  • Discipline: Biostatistics
  • Research interests: Nonparametric statistics, causal inference, electronic health records, gradient boosting, power calculation
  • Hometown: Cupertino, CA
  • Current city: San Francisco
  • Pronouns: He/him
  • Hobbies: Gravel cycling, guitar, chess, video/board games

In July 2022, Berkeley Public Health welcomed new Assistant Professor in Residence of Biostatistics Alejandro Schuler. Dr. Schuler received his PhD in biomedical informatics from Stanford in 2018, his MS in mechanical engineering from UCLA in 2013, and his BS in mechanical engineering from UCLA in 2012. We asked him about his work and hopes for the semester.

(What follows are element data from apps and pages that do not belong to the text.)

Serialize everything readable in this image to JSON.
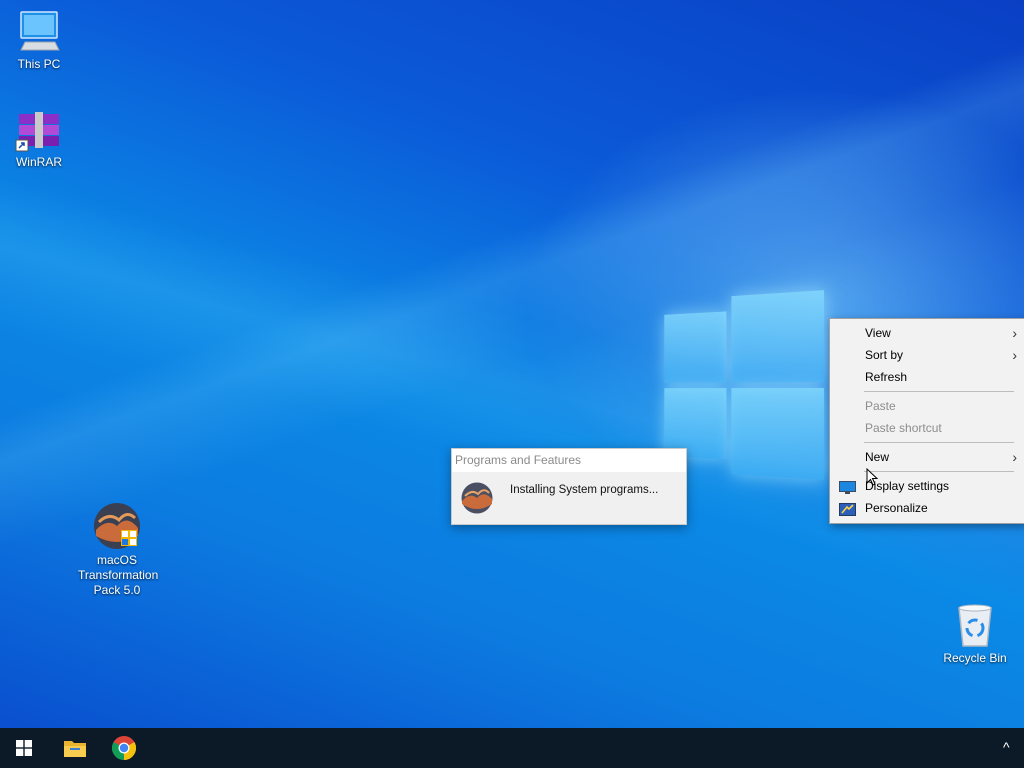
{
  "desktop": {
    "icons": [
      {
        "label": "This PC",
        "icon": "this-pc-icon"
      },
      {
        "label": "WinRAR",
        "icon": "winrar-icon"
      },
      {
        "label": "macOS Transformation Pack 5.0",
        "icon": "macos-transformation-pack-icon"
      },
      {
        "label": "Recycle Bin",
        "icon": "recycle-bin-icon"
      }
    ]
  },
  "popup": {
    "title": "Programs and Features",
    "message": "Installing System programs...",
    "icon": "macos-sierra-icon"
  },
  "context_menu": {
    "items": [
      {
        "label": "View",
        "submenu": true,
        "disabled": false
      },
      {
        "label": "Sort by",
        "submenu": true,
        "disabled": false
      },
      {
        "label": "Refresh",
        "submenu": false,
        "disabled": false
      },
      {
        "label": "Paste",
        "submenu": false,
        "disabled": true
      },
      {
        "label": "Paste shortcut",
        "submenu": false,
        "disabled": true
      },
      {
        "label": "New",
        "submenu": true,
        "disabled": false
      },
      {
        "label": "Display settings",
        "submenu": false,
        "disabled": false,
        "icon": "display-settings-icon"
      },
      {
        "label": "Personalize",
        "submenu": false,
        "disabled": false,
        "icon": "personalize-icon"
      }
    ],
    "submenu_arrow": "›"
  },
  "taskbar": {
    "buttons": [
      {
        "name": "start",
        "icon": "windows-start-icon"
      },
      {
        "name": "file-explorer",
        "icon": "folder-icon"
      },
      {
        "name": "chrome",
        "icon": "chrome-icon"
      }
    ],
    "tray_chevron": "^"
  },
  "colors": {
    "taskbar": "#0c1a27",
    "desktop_blue": "#0b7ee4"
  }
}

Where did you live and work before you started at UC Berkeley School of Public Health?

I’ve been in San Francisco since 2013. After I finished my PhD, I worked as a data scientist at Kaiser’s Division of Research in Oakland and then I joined an early-stage startup called Unlearn.AI. I came back to academia last year as a postdoc with Mark van der Laan. (Check out his research group’s site here.)

What are you currently working on?

I have a handful of methods development projects in the works.

One of the areas that I’m working in at the moment is power calculation for randomized trials that use covariate adjustment. Adjusting for baseline covariates lets you explain away more variance in the outcome, meaning that you typically get smaller confidence intervals and p-values when you adjust. But it’s usually not clear how to take advantage of that principle to design smaller trials: Instead of having a trial with the same number of people that gets a more accurate answer, you could use fewer people to come to an answer that has the same accuracy. I put a paper out last year that lets you do this if you’re adjusting with a fancy estimator like targeted maximum likelihood.

Now, I’m working on the equivalent for the more commonly-used generalized linear models. The idea is to figure out exactly what minimal set of assumptions and population parameter estimates you need to tell you how many fewer subjects you could use by doing covariate adjustment.

What are your hopes going into your first semester at UC Berkeley School of Public Health?

One thing I’d like to do as soon as possible is build collaborations with faculty in other divisions at BPH. My most creative methods work in the past has come from working on tricky applied problems that came up in the real world. I also love helping domain scientists to actually understand how and why “complex” methods actually work so they can be more creative and accurate in translating their research questions to a mathematical formalism for data analysis. So collaborations are key and most welcome!